(Data about app and page elements)
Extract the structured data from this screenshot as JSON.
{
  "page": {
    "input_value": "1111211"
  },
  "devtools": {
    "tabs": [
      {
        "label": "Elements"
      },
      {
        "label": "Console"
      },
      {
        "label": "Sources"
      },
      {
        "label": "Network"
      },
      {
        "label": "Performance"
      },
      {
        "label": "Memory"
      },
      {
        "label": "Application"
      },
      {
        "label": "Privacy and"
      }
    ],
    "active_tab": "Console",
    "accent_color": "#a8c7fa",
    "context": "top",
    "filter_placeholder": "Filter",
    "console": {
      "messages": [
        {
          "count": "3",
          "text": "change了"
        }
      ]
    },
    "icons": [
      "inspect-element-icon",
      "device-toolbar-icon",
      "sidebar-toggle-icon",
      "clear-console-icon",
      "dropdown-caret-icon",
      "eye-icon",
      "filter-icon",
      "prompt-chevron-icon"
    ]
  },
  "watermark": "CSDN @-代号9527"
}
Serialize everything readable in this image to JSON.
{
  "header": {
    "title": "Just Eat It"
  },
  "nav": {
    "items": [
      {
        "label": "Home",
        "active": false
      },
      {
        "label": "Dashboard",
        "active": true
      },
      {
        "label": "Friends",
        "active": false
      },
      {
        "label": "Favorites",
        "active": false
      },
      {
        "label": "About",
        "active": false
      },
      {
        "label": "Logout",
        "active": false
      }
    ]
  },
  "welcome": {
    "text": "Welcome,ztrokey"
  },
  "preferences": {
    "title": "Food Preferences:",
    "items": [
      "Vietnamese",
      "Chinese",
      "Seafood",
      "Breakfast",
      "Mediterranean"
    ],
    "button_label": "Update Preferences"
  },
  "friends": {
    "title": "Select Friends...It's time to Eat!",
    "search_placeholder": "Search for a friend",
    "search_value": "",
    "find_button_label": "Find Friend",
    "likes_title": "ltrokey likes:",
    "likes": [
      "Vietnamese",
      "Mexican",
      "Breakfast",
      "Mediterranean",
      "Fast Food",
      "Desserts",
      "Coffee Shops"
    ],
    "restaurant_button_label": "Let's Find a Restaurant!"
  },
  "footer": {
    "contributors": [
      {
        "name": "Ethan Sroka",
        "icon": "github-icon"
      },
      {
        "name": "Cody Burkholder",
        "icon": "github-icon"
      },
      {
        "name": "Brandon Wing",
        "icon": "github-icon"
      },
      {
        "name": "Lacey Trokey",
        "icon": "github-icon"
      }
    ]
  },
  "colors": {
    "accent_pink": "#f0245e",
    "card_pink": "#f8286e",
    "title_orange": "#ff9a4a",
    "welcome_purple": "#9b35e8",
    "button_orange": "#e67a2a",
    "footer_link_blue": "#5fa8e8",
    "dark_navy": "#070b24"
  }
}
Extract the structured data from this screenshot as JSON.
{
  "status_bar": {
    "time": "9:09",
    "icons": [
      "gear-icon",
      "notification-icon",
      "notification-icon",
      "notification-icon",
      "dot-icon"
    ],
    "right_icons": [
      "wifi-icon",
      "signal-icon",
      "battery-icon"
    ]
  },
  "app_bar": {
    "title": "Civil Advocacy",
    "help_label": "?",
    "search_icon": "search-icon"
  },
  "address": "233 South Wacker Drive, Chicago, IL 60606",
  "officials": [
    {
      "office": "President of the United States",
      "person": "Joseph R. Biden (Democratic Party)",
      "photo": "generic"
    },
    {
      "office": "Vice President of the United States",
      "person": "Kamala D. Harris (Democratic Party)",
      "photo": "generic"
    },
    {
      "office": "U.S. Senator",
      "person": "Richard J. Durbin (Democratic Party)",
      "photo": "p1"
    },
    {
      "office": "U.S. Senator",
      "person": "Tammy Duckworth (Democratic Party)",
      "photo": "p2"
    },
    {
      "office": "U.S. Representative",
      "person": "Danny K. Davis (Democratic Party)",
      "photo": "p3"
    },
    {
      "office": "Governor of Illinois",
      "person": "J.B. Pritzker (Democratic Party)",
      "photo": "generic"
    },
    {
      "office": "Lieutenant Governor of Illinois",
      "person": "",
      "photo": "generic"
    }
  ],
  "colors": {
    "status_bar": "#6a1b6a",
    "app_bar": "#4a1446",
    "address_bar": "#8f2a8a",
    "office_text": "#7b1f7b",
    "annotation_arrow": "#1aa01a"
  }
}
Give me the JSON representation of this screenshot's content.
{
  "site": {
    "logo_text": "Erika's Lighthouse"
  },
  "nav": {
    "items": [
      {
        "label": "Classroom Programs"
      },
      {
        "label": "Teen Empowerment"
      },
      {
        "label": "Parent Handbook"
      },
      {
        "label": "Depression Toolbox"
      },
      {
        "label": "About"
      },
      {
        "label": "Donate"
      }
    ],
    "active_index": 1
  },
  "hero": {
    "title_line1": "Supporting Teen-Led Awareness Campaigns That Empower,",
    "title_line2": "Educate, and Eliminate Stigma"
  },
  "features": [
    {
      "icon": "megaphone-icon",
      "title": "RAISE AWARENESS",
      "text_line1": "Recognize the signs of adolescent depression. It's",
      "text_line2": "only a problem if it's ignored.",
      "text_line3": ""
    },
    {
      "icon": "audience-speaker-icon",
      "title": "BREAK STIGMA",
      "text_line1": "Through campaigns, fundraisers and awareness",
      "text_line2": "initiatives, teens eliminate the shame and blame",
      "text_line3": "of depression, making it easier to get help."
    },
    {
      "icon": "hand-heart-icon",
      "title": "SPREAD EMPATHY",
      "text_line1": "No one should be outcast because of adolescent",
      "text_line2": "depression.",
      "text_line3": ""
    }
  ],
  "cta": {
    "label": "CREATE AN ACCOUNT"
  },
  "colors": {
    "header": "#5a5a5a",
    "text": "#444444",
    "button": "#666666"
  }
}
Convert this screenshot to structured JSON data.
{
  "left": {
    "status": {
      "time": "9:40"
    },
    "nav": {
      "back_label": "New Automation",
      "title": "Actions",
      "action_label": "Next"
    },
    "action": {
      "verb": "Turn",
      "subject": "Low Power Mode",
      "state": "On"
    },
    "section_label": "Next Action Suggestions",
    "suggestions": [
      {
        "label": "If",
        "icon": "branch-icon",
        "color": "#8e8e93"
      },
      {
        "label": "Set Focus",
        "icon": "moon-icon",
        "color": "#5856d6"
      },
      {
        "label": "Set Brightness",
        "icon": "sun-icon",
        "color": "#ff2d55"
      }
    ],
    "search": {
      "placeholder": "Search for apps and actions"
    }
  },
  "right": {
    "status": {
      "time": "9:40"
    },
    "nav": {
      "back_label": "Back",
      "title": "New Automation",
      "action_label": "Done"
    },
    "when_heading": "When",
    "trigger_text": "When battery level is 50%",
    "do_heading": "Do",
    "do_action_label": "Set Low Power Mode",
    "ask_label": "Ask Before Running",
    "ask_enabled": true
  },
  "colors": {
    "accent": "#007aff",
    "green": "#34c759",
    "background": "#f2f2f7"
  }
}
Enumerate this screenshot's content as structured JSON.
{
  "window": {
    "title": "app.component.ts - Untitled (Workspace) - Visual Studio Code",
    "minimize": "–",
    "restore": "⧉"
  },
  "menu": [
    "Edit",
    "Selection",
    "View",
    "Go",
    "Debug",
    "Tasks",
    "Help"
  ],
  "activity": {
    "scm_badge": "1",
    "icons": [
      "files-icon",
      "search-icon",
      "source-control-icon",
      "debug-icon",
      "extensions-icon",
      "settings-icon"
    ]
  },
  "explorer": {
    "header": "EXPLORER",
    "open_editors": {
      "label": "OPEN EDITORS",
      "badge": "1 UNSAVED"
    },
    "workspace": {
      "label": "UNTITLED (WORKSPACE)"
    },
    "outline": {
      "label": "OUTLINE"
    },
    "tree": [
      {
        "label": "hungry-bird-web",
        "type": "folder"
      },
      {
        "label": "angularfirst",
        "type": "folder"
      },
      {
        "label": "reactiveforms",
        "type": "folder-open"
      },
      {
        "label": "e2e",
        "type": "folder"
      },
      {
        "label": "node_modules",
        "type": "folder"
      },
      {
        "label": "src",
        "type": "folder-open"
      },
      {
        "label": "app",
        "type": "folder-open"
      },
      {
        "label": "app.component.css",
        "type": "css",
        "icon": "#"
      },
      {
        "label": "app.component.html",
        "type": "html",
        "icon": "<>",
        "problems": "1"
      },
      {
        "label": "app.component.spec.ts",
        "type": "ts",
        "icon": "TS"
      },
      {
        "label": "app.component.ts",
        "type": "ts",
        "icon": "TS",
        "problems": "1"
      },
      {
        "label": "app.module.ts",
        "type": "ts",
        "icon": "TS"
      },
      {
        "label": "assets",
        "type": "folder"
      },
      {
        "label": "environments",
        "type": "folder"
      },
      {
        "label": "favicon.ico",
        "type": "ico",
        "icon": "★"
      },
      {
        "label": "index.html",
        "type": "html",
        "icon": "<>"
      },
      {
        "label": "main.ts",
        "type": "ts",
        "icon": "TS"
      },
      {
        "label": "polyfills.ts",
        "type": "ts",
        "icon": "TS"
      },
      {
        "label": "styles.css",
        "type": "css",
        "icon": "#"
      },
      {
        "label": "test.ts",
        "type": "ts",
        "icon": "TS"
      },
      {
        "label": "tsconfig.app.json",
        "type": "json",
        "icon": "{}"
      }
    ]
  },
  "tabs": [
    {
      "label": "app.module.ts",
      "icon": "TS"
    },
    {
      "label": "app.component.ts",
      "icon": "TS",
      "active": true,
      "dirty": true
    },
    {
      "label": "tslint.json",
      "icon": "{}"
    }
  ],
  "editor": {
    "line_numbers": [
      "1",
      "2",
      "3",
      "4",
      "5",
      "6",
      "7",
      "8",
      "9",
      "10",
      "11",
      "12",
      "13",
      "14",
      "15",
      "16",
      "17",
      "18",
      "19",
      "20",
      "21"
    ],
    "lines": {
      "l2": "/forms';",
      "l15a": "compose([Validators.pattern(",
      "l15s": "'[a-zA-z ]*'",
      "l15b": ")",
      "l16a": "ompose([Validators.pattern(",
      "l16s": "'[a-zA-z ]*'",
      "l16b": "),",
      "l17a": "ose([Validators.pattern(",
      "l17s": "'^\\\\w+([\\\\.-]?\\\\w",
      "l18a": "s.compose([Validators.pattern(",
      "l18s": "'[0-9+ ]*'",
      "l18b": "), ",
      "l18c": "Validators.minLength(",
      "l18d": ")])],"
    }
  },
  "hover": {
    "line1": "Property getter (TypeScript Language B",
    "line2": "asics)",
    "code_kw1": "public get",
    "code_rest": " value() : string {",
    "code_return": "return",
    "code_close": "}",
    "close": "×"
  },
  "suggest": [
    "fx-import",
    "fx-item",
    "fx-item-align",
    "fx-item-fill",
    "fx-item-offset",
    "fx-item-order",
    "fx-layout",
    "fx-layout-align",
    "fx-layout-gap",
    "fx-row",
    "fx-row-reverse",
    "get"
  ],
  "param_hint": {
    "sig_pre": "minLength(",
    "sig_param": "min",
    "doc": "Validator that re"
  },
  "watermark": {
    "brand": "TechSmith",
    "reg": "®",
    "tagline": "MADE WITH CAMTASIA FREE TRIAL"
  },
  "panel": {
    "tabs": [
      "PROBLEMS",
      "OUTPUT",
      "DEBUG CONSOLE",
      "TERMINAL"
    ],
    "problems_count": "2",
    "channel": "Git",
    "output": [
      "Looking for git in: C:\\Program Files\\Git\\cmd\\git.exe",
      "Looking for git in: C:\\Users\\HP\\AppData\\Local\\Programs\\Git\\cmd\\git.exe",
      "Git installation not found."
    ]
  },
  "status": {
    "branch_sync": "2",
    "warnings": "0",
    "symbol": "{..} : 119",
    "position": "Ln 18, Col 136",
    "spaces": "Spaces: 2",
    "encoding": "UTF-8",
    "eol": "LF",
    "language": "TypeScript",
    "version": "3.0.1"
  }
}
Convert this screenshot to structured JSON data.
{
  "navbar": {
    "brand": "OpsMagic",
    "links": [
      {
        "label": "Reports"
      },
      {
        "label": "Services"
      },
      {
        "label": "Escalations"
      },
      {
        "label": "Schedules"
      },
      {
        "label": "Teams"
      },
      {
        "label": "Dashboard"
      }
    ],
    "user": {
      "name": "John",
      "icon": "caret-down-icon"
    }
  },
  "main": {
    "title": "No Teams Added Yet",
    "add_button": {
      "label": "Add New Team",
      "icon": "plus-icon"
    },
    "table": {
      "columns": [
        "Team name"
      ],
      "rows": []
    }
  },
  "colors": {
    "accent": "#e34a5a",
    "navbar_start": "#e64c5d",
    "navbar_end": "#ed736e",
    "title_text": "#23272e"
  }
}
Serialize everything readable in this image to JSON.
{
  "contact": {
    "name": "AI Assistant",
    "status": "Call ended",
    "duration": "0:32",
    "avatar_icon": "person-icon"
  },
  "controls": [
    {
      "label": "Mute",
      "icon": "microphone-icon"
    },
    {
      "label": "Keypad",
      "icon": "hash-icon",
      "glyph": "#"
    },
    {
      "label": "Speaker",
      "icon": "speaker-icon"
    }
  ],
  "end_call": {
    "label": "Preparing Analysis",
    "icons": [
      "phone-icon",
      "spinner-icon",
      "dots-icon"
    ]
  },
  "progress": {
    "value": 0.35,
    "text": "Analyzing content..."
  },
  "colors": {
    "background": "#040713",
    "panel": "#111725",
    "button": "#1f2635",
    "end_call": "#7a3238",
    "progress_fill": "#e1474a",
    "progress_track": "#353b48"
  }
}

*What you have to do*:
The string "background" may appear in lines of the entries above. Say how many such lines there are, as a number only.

*Task result*:
2